The King’s Troop Royal Horse Artillery was formed in 1945 and named by King George. When Queen Elizabeth came to the throne, she was asked if she would like the name changed to The Queen’s Troop but she has left it as a memory of her father.
They use vintage World War I era 13-pounder guns which, with their limbers, weigh in at 1,5 tonnes. It is an awesome sight to see them charging across Hyde Park and a tribute to their skill and training.
Their horses are usually Irish or Welsh and they have around 140 at any one time. Their names start with the same first letter as the Commanding Officers’ surname when the horse was bought but they also have a stable nickname.

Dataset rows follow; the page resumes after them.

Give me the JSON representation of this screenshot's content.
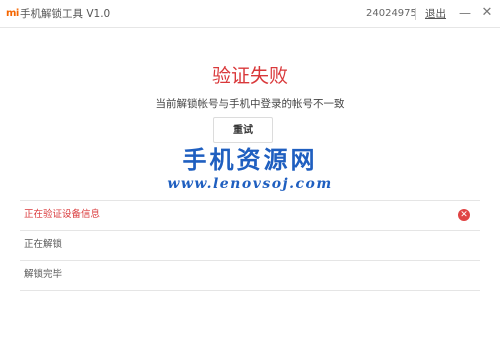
{
  "titlebar": {
    "logo_text": "mi",
    "app_title": "手机解锁工具 V1.0",
    "account_id": "24024975",
    "logout_label": "退出",
    "minimize_glyph": "—",
    "close_glyph": "✕"
  },
  "result": {
    "headline": "验证失败",
    "message": "当前解锁帐号与手机中登录的帐号不一致",
    "retry_label": "重试"
  },
  "watermark": {
    "title": "手机资源网",
    "url": "www.lenovsoj.com"
  },
  "steps": [
    {
      "label": "正在验证设备信息",
      "status": "error"
    },
    {
      "label": "正在解锁",
      "status": "pending"
    },
    {
      "label": "解锁完毕",
      "status": "pending"
    }
  ],
  "icons": {
    "error": "error-icon"
  },
  "colors": {
    "brand": "#f56600",
    "error": "#d9383a",
    "watermark": "#1f5fc0"
  }
}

The men and women of the King’s Troop are trained as fighting soldiers and several are now serving in Afghanistan at any one time. RHA
The Honourable Artillery Company is the oldest regiment in the British Army, dating to 1087 and having a Royal Charter from Henry VIII in 1537. Its uniform is based on that of the Grenadier Guards and it uses 105mm towed howitzers. One soldier of the HAC has been killed in Afghanistan and several injured. HAC
Read more on other gun salutes at: http://www.royalparks.org.uk/tourists/gun_salutes.cfm
The King’s Army Annual Whitehall Parade
Every year, on the last Sunday in January, the King’s Army (the Royalist part of the English Civil War Society) commemorates the execution of King Charles I with a parade along the route taken by the King from the St James’ Palace to his place of execution.
The parade leaves St James’ Palace at about 11.30am, and marches at funeral pace, drums muffled in black mourning, along The Mall to Horseguards Parade. Since the parade cannot enter Whitehall (because of traffic restrictions) a small detail is detached to lay a wreath at the Banqueting House where Charles was beheaded.
The parade returns to St James’ Palace at a normal marching pace, with drums beating and colours unfurled – with a short detour to Admiralty Arch to salute the statue of Charles I in Trafalgar Square.
At 9 Carlton House Terrace, to the right of the top of the Duke of York steps, there is a small patch of garden and in it is a tiny gravestone. It reads: ‘Giro, ein treuer Begleiter! London, im Februar 1934, Hoesch.’ Hoesch was German Ambassador Leopold von Hoesch and Giro his pet terrier dog (‘ein treuer Begleiter‘ = ‘a true friend’), accidentally electrocuted in 1934 when he chewed through a cable. Continue reading “A ‘Nazi’ funeral in London, 1936”
Many of the large carvings and statues you see around London, particularly of the Georgian era, are not actually carvings but pottery. Produced by a once secret process called Coade Stone, it has weathered exceptionally well. Continue reading “Mrs Coade’s Stone”